Clermont-Ganneau, La Stele de Mesa, Roi de Moab (1870): the first public notice of the stone; Ginsburg, The Moabite Stone (2nd ed., London, 1871); Bennett in HAeTiNGs. Diet, o/ the Bible, s. v. Moab, gives inscription, linguistic features, vari- ous readings, etc.; Geikie, Hours with the Bible: chap. IV, /?e- hoboam to Hezekiah: Vigouroux, La Bible et les Drcouvertes Modemes, 3rd ed., IV, Book II, ch. iv; Satce, The Higher Criti- cism and the Verdict of the Monuments (1894) ; Hommel, The An- cient Heb. Trad, (tr, 1897), 273 sq.; 361 sq.; Driver in Ency. Bib., 3. V. Mesha, gives history of inscription, text, references, etc.; JosEPHUs, Ant., IX, iii.
John J. Tierney.
Mesha. See Mesa.
Mesopotamia, Kurdistan, and Annenia, Dele- gation Apostolic ok, created by Gregory XVI, 17 Dec, 1S32. Mgr. Trioche, ArchbLshop of Babylon or Bagdad, became its first titular; he resided habitually in Bagdad. Resigning in 1850, Mgr. Trioche returned to France, retaining his title of Archbishop of Bagdad, but losing that of Apostolic delegate which passed to other bishops.
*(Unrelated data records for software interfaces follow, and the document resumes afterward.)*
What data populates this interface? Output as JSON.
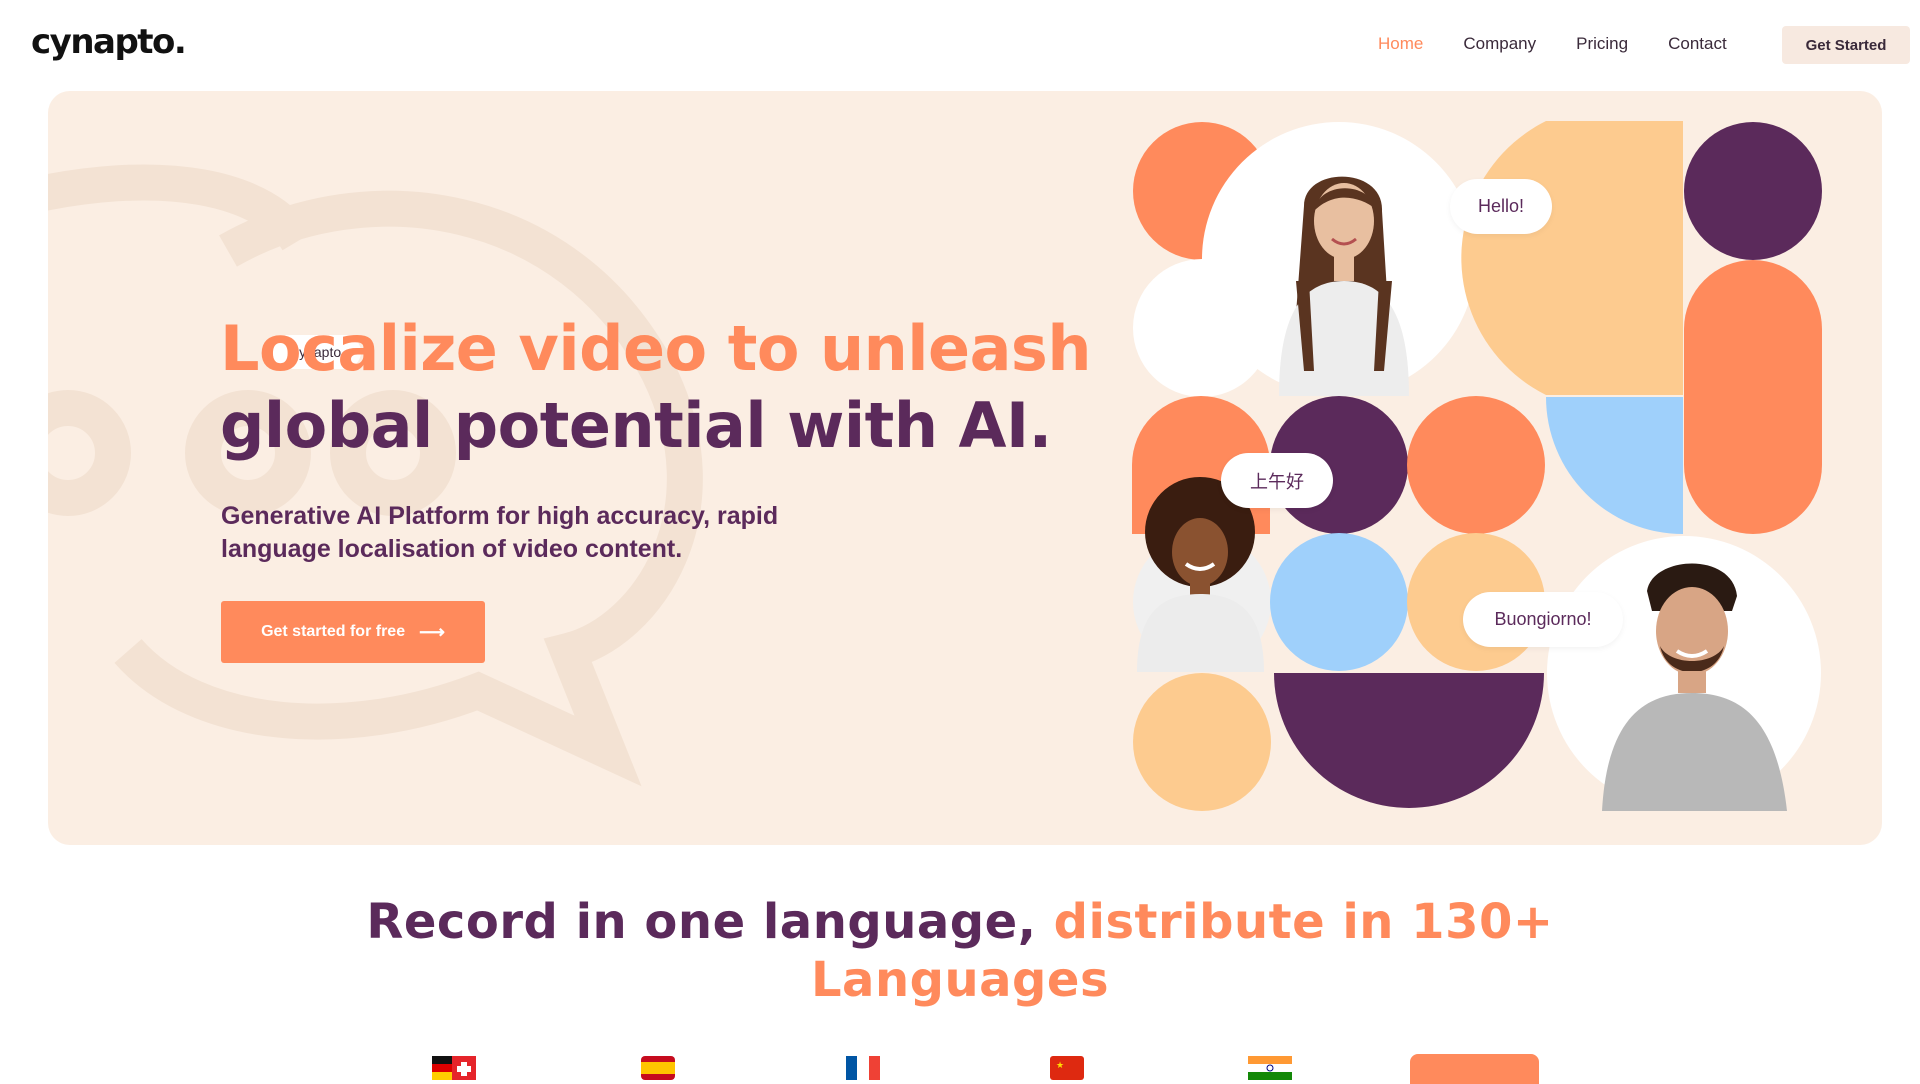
{
  "nav": {
    "logo": "cynapto.",
    "links": [
      {
        "label": "Home",
        "active": true
      },
      {
        "label": "Company",
        "active": false
      },
      {
        "label": "Pricing",
        "active": false
      },
      {
        "label": "Contact",
        "active": false
      }
    ],
    "cta_label": "Get Started"
  },
  "hero": {
    "badge": "Cynapto",
    "title_line1": "Localize video to unleash",
    "title_line2": "global potential with AI.",
    "subtitle": "Generative AI Platform for high accuracy, rapid language localisation of video content.",
    "cta_label": "Get started for free",
    "cta_icon": "arrow-right-icon",
    "bubbles": [
      "Hello!",
      "上午好",
      "Buongiorno!"
    ]
  },
  "languages_section": {
    "title_dark": "Record in one language, ",
    "title_accent": "distribute in 130+ Languages",
    "flags": [
      "germany-switzerland-flag",
      "spain-flag",
      "france-flag",
      "china-flag",
      "india-flag"
    ]
  },
  "colors": {
    "accent": "#ff8a5c",
    "purple": "#5b2a5b",
    "hero_bg": "#fbeee3",
    "peach": "#fdcb8f",
    "blue": "#9fd0fb"
  }
}
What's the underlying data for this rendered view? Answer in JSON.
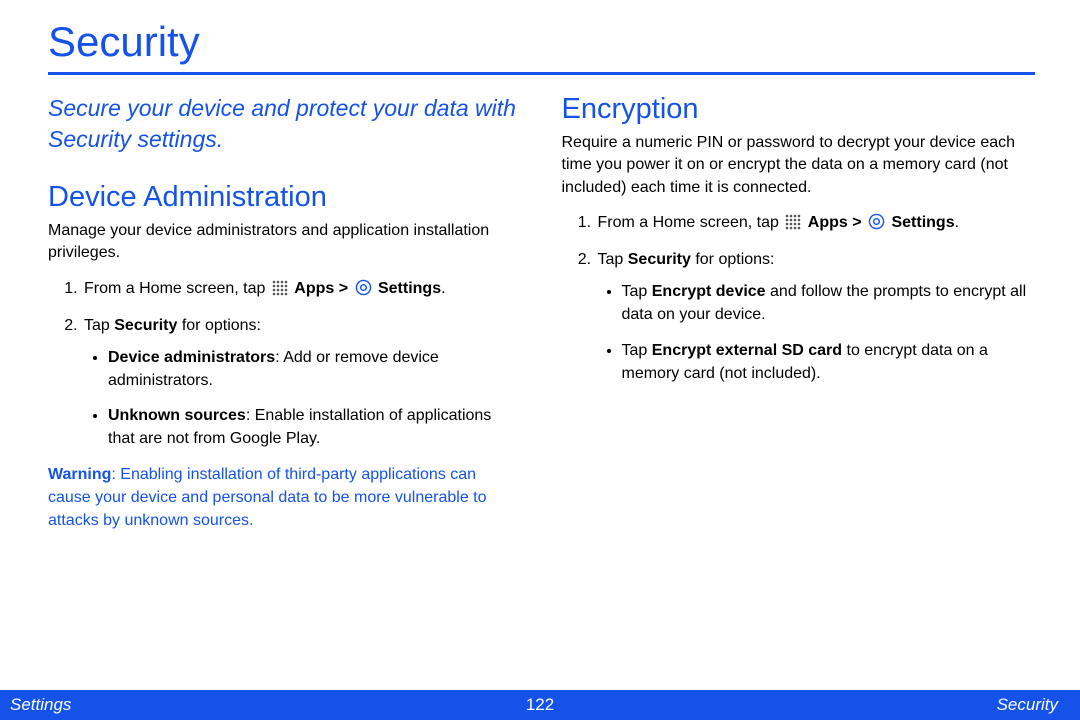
{
  "title": "Security",
  "subtitle": "Secure your device and protect your data with Security settings.",
  "left": {
    "heading": "Device Administration",
    "intro": "Manage your device administrators and application installation privileges.",
    "step1_a": "From a Home screen, tap ",
    "step1_apps": "Apps",
    "step1_gt": " > ",
    "step1_settings": "Settings",
    "step1_end": ".",
    "step2_a": "Tap ",
    "step2_b": "Security",
    "step2_c": " for options:",
    "bullet1_b": "Device administrators",
    "bullet1_t": ": Add or remove device administrators.",
    "bullet2_b": "Unknown sources",
    "bullet2_t": ": Enable installation of applications that are not from Google Play.",
    "warn_b": "Warning",
    "warn_t": ": Enabling installation of third-party applications can cause your device and personal data to be more vulnerable to attacks by unknown sources."
  },
  "right": {
    "heading": "Encryption",
    "intro": "Require a numeric PIN or password to decrypt your device each time you power it on or encrypt the data on a memory card (not included) each time it is connected.",
    "step1_a": "From a Home screen, tap ",
    "step1_apps": "Apps",
    "step1_gt": " > ",
    "step1_settings": "Settings",
    "step1_end": ".",
    "step2_a": "Tap ",
    "step2_b": "Security",
    "step2_c": " for options:",
    "bullet1_a": "Tap ",
    "bullet1_b": "Encrypt device",
    "bullet1_c": " and follow the prompts to encrypt all data on your device.",
    "bullet2_a": "Tap ",
    "bullet2_b": "Encrypt external SD card",
    "bullet2_c": " to encrypt data on a memory card (not included)."
  },
  "footer": {
    "left": "Settings",
    "center": "122",
    "right": "Security"
  }
}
These, wliile having charge of the ad- ministration of the Archdiocese of Bagdad, resided at Mosul, where they could better discharge their duties as Apostolic delegates in behalf of the Chaldeans, Syri- ans, and Armenians. Four out of six, from 185(5 to 1887, were Dominicans. When Mgr. 'Trioche died in